Data for review

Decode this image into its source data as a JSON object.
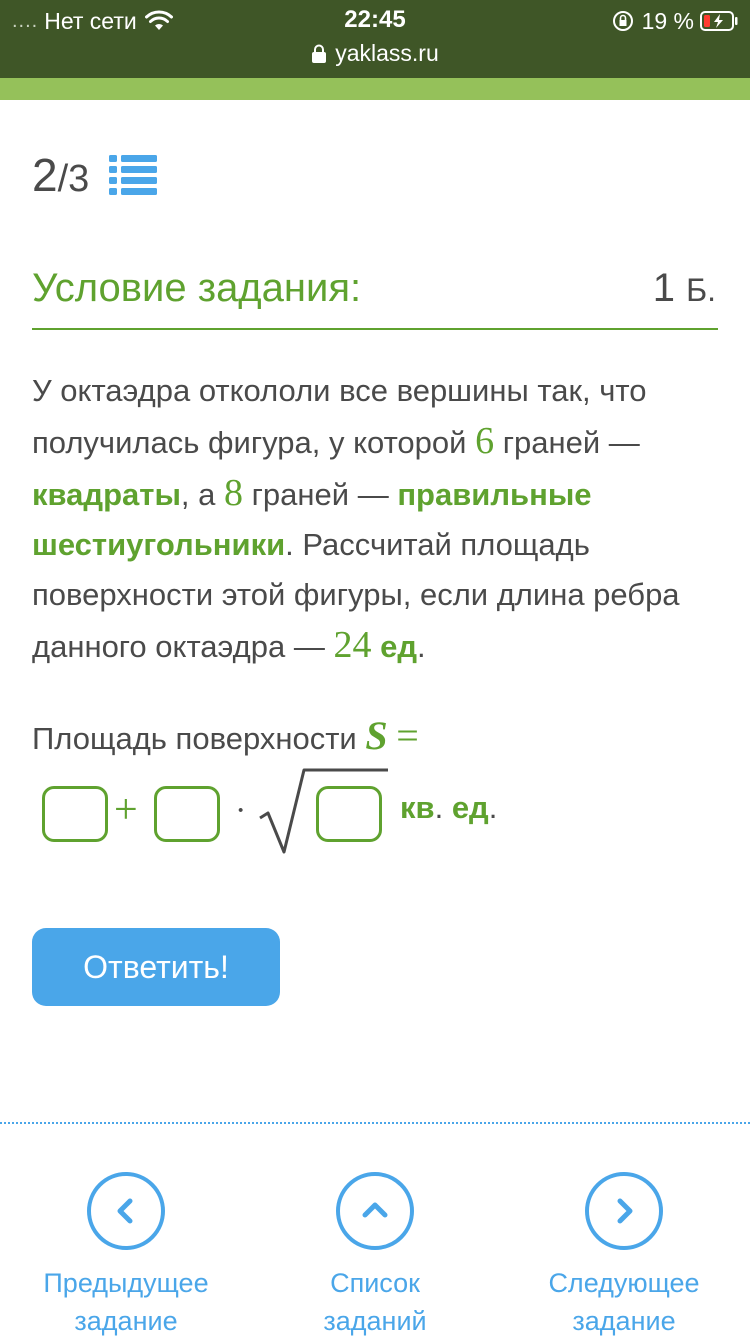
{
  "status_bar": {
    "signal": "....",
    "carrier": "Нет сети",
    "time": "22:45",
    "battery": "19 %",
    "url": "yaklass.ru"
  },
  "task_counter": {
    "current": "2",
    "separator": "/",
    "total": "3"
  },
  "condition": {
    "title": "Условие задания:",
    "points_value": "1",
    "points_unit": "Б."
  },
  "problem": {
    "t1": "У октаэдра откололи все вершины так, что получилась фигура, у которой ",
    "n1": "6",
    "t2": " граней — ",
    "h1": "квадраты",
    "t3": ", а ",
    "n2": "8",
    "t4": " граней — ",
    "h2": "правильные шестиугольники",
    "t5": ". Рассчитай площадь поверхности этой фигуры, если длина ребра данного октаэдра — ",
    "n3": "24",
    "h3": "ед",
    "t6": "."
  },
  "answer_row": {
    "label": "Площадь поверхности ",
    "var": "S",
    "eq": "=",
    "plus": "+",
    "dot": "·",
    "units": "кв",
    "units_dot": ".",
    "units2": " ед",
    "units_dot2": "."
  },
  "submit": {
    "label": "Ответить!"
  },
  "nav": {
    "prev": {
      "line1": "Предыдущее",
      "line2": "задание"
    },
    "list": {
      "line1": "Список",
      "line2": "заданий"
    },
    "next": {
      "line1": "Следующее",
      "line2": "задание"
    }
  },
  "colors": {
    "accent_green": "#5fa22f",
    "accent_blue": "#4aa6e9",
    "status_bar": "#3f5627",
    "top_stripe": "#95c15a"
  }
}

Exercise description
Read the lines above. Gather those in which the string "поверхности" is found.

Solution
    "t5": ". Рассчитай площадь поверхности этой фигуры, если длина ребра данного октаэдра — ",
    "label": "Площадь поверхности ",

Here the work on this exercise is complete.